On the day he became the youngest ever winner of the UCD Alumni Foundation Day Medal, Ciarán Sweeney met with Jonny Sexton to talk about his achievements on and off the pitch
They say that you never get a full sense of something by watching it on TV, and that you have to be there to experience the true feeling. I was never really sure what to make of this until last weekend, when Jonny Sexton came to UCD to collect the Foundation Day Medal. On the TV, the world watches a leader, screaming instructions at the backline around him and then to the forwards in front of him. The world sees someone who puts his body on the line in the rain or shine for his country, always fighting to the end of every game and every season. The world sees someone whose true talking is done through the magic of his precision kicking, both on the ground and with ball-in-hand, subconsciously inspiring all those around him, both teammates and supporters.
Last Friday evening I took these characteristics into consideration before meeting Sexton. However, at the UCD Foundation Day Award Ceremony, Sexton portrayed a very different personality to the one we see on the field. A very assured, but quiet and reserved figure arrived in UCD, to humbly collect the Foundation Day Medal, in the same week that he was shortlisted as one of five players for Rugby World Player of the Year.
The Foundation Day Medal is an award presented to a distinguished UCD graduate who has made an outstanding contribution to his or her field of expertise. Having graduated with a Commerce degree from UCD, very few could argue that in that intervening period, Sexton hasn’t made an outstanding contribution to Irish sport and Irish rugby. When asked about the achievement, he said it came as a great surprise to him “I’m a bit lost for words. I didn’t realise until now that I was the youngest ever winner, but I suppose to be put in the same bracket as previous winners is a huge honour for me and for my family as well, and I’m very humbled by it all”. The list of Foundation Day Medal winners is no stranger to Irish Rugby Internationals with Brian O’Driscoll having won the Medal in 2009. Sexton explains the honor of joining such names saying “to be joining [O’Driscoll’s] company for anything is a great honour and Micháel O’Muircheartaigh is on that list as well for his contribution to sport and to the sporting world. To be considered amongst them so young is just a huge honour and like I said I’m not sure I deserve it, but I’m still very grateful for it.”
The Foundation Day Medal wasn’t the only honour for Sexton last week, as well as picking up his award in UCD for his contribution to rugby at a national level, his contribution to rugby on a global level was also acknowledged when he was shortlisted for the World Rugby Player of the year alongside All Blacks pair Julian Savea and Brodie Retallick and the South African duo of Willie Le Roux and Duane Vermeulen. “It was a shock I suppose because Mike Brown won Player of the Six Nations and then Andrew Trimble rightly picked up the Irish Player of the Year, Player’s Player and the Media Player of the Year, so it came obviously as a surprise that I got in as the Northern hemisphere representative.” However, as humble as ever, Sexton was adamant that the real reason for the nomination was the strength of the team around him, “to get a nomination is obviously very flattering but from an out-half’s point of view you’re only as good as the team around you. From that point of view I’m sure everyone on the team can take some credit for it because without them I can’t perform.”

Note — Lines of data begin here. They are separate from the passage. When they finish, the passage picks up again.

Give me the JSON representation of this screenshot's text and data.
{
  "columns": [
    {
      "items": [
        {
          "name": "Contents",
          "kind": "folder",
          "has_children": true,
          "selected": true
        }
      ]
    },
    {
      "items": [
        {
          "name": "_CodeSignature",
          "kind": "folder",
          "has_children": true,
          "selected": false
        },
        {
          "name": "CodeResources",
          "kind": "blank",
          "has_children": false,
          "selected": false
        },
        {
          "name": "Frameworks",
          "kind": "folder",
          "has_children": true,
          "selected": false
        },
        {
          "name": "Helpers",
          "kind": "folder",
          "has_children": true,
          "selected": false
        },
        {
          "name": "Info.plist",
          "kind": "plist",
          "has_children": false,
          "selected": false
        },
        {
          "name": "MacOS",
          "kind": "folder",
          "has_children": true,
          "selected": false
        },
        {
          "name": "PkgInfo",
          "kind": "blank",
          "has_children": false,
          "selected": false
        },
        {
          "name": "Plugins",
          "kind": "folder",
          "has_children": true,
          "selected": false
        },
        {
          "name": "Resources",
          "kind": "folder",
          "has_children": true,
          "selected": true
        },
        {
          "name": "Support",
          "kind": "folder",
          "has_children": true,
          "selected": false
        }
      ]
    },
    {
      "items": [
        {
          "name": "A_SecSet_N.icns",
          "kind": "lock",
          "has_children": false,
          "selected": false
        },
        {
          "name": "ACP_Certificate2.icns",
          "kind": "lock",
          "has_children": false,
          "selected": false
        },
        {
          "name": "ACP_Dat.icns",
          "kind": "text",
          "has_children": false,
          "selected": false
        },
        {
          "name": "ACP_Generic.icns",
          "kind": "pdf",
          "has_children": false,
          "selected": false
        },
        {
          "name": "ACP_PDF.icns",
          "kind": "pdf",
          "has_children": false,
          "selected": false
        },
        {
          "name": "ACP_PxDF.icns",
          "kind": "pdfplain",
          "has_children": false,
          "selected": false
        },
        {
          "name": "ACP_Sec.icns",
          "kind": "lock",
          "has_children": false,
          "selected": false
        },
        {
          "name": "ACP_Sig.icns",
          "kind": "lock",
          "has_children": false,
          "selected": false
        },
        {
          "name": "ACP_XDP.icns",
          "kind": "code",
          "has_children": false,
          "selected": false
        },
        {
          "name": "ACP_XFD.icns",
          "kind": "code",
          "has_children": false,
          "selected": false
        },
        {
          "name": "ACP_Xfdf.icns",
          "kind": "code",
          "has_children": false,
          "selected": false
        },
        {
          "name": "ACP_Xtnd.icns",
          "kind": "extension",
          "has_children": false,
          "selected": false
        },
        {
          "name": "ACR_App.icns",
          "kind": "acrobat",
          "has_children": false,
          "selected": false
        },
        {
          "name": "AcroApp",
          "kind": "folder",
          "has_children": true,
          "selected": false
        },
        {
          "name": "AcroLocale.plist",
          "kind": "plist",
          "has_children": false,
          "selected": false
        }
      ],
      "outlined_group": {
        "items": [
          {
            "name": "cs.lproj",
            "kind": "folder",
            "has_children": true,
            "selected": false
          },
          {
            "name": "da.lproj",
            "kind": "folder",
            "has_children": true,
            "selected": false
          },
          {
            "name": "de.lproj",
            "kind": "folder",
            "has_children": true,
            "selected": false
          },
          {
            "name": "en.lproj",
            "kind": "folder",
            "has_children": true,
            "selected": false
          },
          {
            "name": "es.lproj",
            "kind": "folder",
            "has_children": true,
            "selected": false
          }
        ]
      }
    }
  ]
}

Sexton, as he so often has been for Ireland, was the catalyst behind their impressive win against the Springboks the Saturday before last with a man of the match performance, but what impressed him more than anything was the win considering Ireland’s lengthy injury list. “If you had a full strength Irish team against a full strength South African team you would expect to give as good as you can and it would be a close game. I think we were just written off, everyone thought we were going to get hammered. I think that’s why it’s one of our greatest ever victories.” Praise was also given to Coach Joe Schmidt and the rest of the backroom staff who were the masterminds behind the tactics that led to the victory. “A lot of it is down to the coaches, they came up with a great plan. They made us believe that no matter who we were missing , our guys could come in and do the job. And those young guys that came in, the likes of Jack McGrath and Rhys Ruddock were just outstanding on the day and made for a very special day.”
With Sexton now having made 46 caps for his country, he is one of the veteran players in terms of experience. However despite the void left by O’Driscoll at centre for Ireland, Sexton is optimistic of the new wave of players coming through the ranks. “I think what these young guys are, they’re just physical specimens. The game is changing and it’s great that these young guys are coming through. Guys like Robbie Henshaw really stood up to the plate and he’s got a huge future ahead of him if he keeps his feet on the ground and keeps working hard.” Sexton will finish out the last of the Autumn Internationals against Australia before heading back to complete his final season at French club Racing Metro. After the end of this season, he will return to Leinster and will once again pull on the blue jersey in what will be an eagerly awaited return for everything in the province.
American Nobel Peace Prize Winner Henry Kissinger once said “the task of the leader is to get his people from where they are to where they have not been.” Alongside Ireland captain Paul O’Connell, Sexton is leading this Ireland team to unexplored dizzy heights, heights which have no limit if Sexton can keep up his form and fitness as we head into another rugby calendar year, and more importantly, a World Cup calendar year.